Data shown ::
++++
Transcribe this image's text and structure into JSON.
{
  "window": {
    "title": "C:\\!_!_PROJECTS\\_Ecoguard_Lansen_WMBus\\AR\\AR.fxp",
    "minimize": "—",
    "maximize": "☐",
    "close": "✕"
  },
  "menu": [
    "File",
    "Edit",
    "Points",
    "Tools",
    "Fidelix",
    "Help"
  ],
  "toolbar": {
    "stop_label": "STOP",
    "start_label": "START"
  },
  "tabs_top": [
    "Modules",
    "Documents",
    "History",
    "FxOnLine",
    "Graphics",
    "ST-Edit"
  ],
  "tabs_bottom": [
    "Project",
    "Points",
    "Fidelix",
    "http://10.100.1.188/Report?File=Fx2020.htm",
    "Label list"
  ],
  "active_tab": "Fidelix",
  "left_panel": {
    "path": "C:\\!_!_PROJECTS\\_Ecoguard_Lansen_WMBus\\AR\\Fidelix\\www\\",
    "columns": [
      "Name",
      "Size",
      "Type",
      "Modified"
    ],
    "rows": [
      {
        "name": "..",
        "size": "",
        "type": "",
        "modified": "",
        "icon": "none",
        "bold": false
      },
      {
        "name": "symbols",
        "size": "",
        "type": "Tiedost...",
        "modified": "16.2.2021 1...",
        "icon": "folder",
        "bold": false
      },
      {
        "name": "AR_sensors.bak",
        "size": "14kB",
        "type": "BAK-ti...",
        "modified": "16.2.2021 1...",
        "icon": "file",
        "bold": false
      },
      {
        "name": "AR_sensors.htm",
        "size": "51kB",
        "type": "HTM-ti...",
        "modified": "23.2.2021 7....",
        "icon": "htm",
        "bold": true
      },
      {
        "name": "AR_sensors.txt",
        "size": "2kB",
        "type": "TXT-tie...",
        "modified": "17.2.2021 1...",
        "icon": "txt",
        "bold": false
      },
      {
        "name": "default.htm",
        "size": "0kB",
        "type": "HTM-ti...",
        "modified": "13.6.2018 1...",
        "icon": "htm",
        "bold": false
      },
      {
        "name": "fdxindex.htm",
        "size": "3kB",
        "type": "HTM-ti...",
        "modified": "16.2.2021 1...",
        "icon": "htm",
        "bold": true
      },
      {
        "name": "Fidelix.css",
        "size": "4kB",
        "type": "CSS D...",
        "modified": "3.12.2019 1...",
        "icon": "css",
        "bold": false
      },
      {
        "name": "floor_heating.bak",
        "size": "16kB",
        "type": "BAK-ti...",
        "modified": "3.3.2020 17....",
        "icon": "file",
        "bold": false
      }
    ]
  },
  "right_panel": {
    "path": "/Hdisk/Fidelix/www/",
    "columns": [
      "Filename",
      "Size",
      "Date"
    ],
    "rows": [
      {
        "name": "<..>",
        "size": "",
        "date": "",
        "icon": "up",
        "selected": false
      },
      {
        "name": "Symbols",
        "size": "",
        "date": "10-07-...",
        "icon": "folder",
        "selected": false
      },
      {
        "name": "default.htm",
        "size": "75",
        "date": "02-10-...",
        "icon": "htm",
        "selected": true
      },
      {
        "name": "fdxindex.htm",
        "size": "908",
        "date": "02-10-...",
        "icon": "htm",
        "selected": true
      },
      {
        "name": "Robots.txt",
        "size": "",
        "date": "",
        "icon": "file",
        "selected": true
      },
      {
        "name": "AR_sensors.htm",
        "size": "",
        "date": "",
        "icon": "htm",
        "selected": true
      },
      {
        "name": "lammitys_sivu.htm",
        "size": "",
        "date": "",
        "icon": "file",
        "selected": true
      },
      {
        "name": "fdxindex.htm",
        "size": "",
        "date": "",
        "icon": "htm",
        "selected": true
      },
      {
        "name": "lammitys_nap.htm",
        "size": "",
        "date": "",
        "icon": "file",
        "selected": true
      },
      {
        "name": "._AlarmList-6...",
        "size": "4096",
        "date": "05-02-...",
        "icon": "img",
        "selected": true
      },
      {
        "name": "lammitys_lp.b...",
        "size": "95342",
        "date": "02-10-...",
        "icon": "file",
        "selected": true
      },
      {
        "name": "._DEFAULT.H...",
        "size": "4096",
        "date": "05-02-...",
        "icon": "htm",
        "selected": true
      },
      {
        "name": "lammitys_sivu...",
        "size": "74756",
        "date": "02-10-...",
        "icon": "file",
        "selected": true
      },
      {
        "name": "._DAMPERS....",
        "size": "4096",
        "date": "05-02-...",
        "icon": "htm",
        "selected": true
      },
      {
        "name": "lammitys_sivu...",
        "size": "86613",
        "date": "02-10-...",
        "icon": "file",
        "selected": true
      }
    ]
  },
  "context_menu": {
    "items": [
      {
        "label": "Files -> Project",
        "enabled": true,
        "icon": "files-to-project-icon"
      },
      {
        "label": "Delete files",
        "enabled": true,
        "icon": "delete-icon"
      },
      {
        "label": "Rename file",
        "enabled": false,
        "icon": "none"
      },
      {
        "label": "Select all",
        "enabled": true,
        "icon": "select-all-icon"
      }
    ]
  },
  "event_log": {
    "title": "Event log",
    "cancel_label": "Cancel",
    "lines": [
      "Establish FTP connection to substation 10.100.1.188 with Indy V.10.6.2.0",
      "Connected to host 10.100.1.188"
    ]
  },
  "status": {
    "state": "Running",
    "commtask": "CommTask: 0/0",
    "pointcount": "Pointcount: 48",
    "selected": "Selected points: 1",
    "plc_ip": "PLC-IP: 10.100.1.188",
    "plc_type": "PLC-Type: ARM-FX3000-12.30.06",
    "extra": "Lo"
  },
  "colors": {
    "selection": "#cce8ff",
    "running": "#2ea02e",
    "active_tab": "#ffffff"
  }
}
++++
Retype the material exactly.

Task response ::
Transcribe this image's text and structure into JSON.
{
  "window": {
    "title": "C:\\!_!_PROJECTS\\_Ecoguard_Lansen_WMBus\\AR\\AR.fxp",
    "minimize": "—",
    "maximize": "☐",
    "close": "✕"
  },
  "menu": [
    "File",
    "Edit",
    "Points",
    "Tools",
    "Fidelix",
    "Help"
  ],
  "toolbar": {
    "stop_label": "STOP",
    "start_label": "START"
  },
  "tabs_top": [
    "Modules",
    "Documents",
    "History",
    "FxOnLine",
    "Graphics",
    "ST-Edit"
  ],
  "tabs_bottom": [
    "Project",
    "Points",
    "Fidelix",
    "http://10.100.1.188/Report?File=Fx2020.htm",
    "Label list"
  ],
  "active_tab": "Fidelix",
  "left_panel": {
    "path": "C:\\!_!_PROJECTS\\_Ecoguard_Lansen_WMBus\\AR\\Fidelix\\www\\",
    "columns": [
      "Name",
      "Size",
      "Type",
      "Modified"
    ],
    "rows": [
      {
        "name": "..",
        "size": "",
        "type": "",
        "modified": "",
        "icon": "none",
        "bold": false
      },
      {
        "name": "symbols",
        "size": "",
        "type": "Tiedost...",
        "modified": "16.2.2021 1...",
        "icon": "folder",
        "bold": false
      },
      {
        "name": "AR_sensors.bak",
        "size": "14kB",
        "type": "BAK-ti...",
        "modified": "16.2.2021 1...",
        "icon": "file",
        "bold": false
      },
      {
        "name": "AR_sensors.htm",
        "size": "51kB",
        "type": "HTM-ti...",
        "modified": "23.2.2021 7....",
        "icon": "htm",
        "bold": true
      },
      {
        "name": "AR_sensors.txt",
        "size": "2kB",
        "type": "TXT-tie...",
        "modified": "17.2.2021 1...",
        "icon": "txt",
        "bold": false
      },
      {
        "name": "default.htm",
        "size": "0kB",
        "type": "HTM-ti...",
        "modified": "13.6.2018 1...",
        "icon": "htm",
        "bold": false
      },
      {
        "name": "fdxindex.htm",
        "size": "3kB",
        "type": "HTM-ti...",
        "modified": "16.2.2021 1...",
        "icon": "htm",
        "bold": true
      },
      {
        "name": "Fidelix.css",
        "size": "4kB",
        "type": "CSS D...",
        "modified": "3.12.2019 1...",
        "icon": "css",
        "bold": false
      },
      {
        "name": "floor_heating.bak",
        "size": "16kB",
        "type": "BAK-ti...",
        "modified": "3.3.2020 17....",
        "icon": "file",
        "bold": false
      }
    ]
  },
  "right_panel": {
    "path": "/Hdisk/Fidelix/www/",
    "columns": [
      "Filename",
      "Size",
      "Date"
    ],
    "rows": [
      {
        "name": "<..>",
        "size": "",
        "date": "",
        "icon": "up",
        "selected": false
      },
      {
        "name": "Symbols",
        "size": "",
        "date": "10-07-...",
        "icon": "folder",
        "selected": false
      },
      {
        "name": "default.htm",
        "size": "75",
        "date": "02-10-...",
        "icon": "htm",
        "selected": true
      },
      {
        "name": "fdxindex.htm",
        "size": "908",
        "date": "02-10-...",
        "icon": "htm",
        "selected": true
      },
      {
        "name": "Robots.txt",
        "size": "",
        "date": "",
        "icon": "file",
        "selected": true
      },
      {
        "name": "AR_sensors.htm",
        "size": "",
        "date": "",
        "icon": "htm",
        "selected": true
      },
      {
        "name": "lammitys_sivu.htm",
        "size": "",
        "date": "",
        "icon": "file",
        "selected": true
      },
      {
        "name": "fdxindex.htm",
        "size": "",
        "date": "",
        "icon": "htm",
        "selected": true
      },
      {
        "name": "lammitys_nap.htm",
        "size": "",
        "date": "",
        "icon": "file",
        "selected": true
      },
      {
        "name": "._AlarmList-6...",
        "size": "4096",
        "date": "05-02-...",
        "icon": "img",
        "selected": true
      },
      {
        "name": "lammitys_lp.b...",
        "size": "95342",
        "date": "02-10-...",
        "icon": "file",
        "selected": true
      },
      {
        "name": "._DEFAULT.H...",
        "size": "4096",
        "date": "05-02-...",
        "icon": "htm",
        "selected": true
      },
      {
        "name": "lammitys_sivu...",
        "size": "74756",
        "date": "02-10-...",
        "icon": "file",
        "selected": true
      },
      {
        "name": "._DAMPERS....",
        "size": "4096",
        "date": "05-02-...",
        "icon": "htm",
        "selected": true
      },
      {
        "name": "lammitys_sivu...",
        "size": "86613",
        "date": "02-10-...",
        "icon": "file",
        "selected": true
      }
    ]
  },
  "context_menu": {
    "items": [
      {
        "label": "Files -> Project",
        "enabled": true,
        "icon": "files-to-project-icon"
      },
      {
        "label": "Delete files",
        "enabled": true,
        "icon": "delete-icon"
      },
      {
        "label": "Rename file",
        "enabled": false,
        "icon": "none"
      },
      {
        "label": "Select all",
        "enabled": true,
        "icon": "select-all-icon"
      }
    ]
  },
  "event_log": {
    "title": "Event log",
    "cancel_label": "Cancel",
    "lines": [
      "Establish FTP connection to substation 10.100.1.188 with Indy V.10.6.2.0",
      "Connected to host 10.100.1.188"
    ]
  },
  "status": {
    "state": "Running",
    "commtask": "CommTask: 0/0",
    "pointcount": "Pointcount: 48",
    "selected": "Selected points: 1",
    "plc_ip": "PLC-IP: 10.100.1.188",
    "plc_type": "PLC-Type: ARM-FX3000-12.30.06",
    "extra": "Lo"
  },
  "colors": {
    "selection": "#cce8ff",
    "running": "#2ea02e",
    "active_tab": "#ffffff"
  }
}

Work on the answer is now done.